Issues of concern to people who live in the west: property rights, water rights, endangered species, livestock grazing, energy production, wilderness and western agriculture. Plus a few items on western history, western literature and the sport of rodeo... Frank DuBois served as the NM Secretary of Agriculture from 1988 to 2003. DuBois is a former legislative assistant to a U.S. Senator, a Deputy Assistant Secretary of Interior, and is the founder of the DuBois Rodeo Scholarship.
Wednesday, May 29, 2013
Pricey Beef Puts Heat on U.S. Grilling Season

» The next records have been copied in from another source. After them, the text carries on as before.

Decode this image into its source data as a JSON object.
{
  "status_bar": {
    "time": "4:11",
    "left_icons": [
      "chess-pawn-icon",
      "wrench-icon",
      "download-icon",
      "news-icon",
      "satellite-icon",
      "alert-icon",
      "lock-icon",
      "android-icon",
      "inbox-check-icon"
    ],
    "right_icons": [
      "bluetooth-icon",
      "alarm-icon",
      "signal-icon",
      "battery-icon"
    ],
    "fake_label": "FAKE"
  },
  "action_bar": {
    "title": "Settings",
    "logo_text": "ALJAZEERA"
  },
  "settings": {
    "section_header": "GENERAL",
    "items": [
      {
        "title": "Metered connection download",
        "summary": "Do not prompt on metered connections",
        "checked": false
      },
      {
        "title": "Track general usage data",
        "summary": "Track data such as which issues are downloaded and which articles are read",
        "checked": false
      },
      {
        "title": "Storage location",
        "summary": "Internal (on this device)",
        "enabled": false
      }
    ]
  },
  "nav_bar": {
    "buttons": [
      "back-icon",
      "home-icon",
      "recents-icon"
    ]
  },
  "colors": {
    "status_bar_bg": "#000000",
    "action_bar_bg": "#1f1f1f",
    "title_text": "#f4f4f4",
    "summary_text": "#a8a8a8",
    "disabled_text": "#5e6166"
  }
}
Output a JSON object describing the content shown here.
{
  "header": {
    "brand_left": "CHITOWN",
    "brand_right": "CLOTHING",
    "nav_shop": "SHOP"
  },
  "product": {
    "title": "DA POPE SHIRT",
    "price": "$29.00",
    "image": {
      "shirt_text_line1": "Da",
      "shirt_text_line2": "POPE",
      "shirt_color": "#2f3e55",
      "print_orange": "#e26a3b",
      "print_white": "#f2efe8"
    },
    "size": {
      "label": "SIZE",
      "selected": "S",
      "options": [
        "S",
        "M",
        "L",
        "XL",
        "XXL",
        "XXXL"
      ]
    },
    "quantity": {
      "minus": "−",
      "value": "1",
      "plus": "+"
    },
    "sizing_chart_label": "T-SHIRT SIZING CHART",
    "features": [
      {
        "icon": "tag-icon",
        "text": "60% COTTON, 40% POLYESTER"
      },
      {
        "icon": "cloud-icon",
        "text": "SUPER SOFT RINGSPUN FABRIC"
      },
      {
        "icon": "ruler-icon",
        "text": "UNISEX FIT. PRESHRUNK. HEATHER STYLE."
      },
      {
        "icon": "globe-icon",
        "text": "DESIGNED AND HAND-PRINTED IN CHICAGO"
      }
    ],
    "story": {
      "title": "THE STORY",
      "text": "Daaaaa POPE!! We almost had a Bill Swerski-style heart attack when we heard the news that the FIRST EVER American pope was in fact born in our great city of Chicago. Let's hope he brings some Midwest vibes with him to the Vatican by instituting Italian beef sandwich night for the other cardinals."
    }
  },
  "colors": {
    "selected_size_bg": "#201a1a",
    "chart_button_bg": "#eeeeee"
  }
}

Retail beef prices are widely expected to set new records in coming weeks after wholesale prices, or the amount meatpackers charge sellers for beef, hit an all-time peak this past week. After achieving new highs for three weeks, choice-grade beef, the most common variety in the U.S., jumped to $2.1137 a pound Thursday, according to the U.S. Department of Agriculture. That level broke a decade-old record for wholesale prices set in 2003, when a case of mad-cow disease in Canada led to a spike in export demand for U.S. beef. Wholesale prices retreated slightly Friday afternoon, falling to $2.0887 a pound, confirming some market-watchers' suspicions that retailers may be unwilling to swallow the record-high beef costs. The fat beef prices are the result of years of drought in major cattle-producing states, a trend that has shrunk the nation's cattle herd to its smallest level in six decades. Higher beef prices are pinching food budgets for consumers already wrestling with a rise in gasoline prices, the expiration of the federal payroll-tax holiday and stubbornly high unemployment. They're also expected to drive consumers to other meats after the holiday weekend, one of the biggest beef-sales periods of the year. That could threaten high beef profit margins for meatpackers like Tyson Foods Inc. TSN -0.04% and Cargill Inc. and also pose a challenge for restaurants and grocery stores. Last year, Americans spent $288.40 per person on beef, a 4.2% increase from $276.80 a year earlier as retail prices rose, according to Jim Robb, director of the Livestock Marketing Information Center in Denver. U.S. beef sales reached $90.6 billion last year, up from $86.4 billion in 2011, he says. Yet volume is in decline. Consumers have been fickle about beef this year. In the first quarter, beef sales volumes fell 1.7% from a year earlier at 18,000 grocery stores, supermarkets and other retail outlets tracked by market-research firm Nielsen Co. In contrast, pork volumes rose 3.1% and chicken volumes were flat...more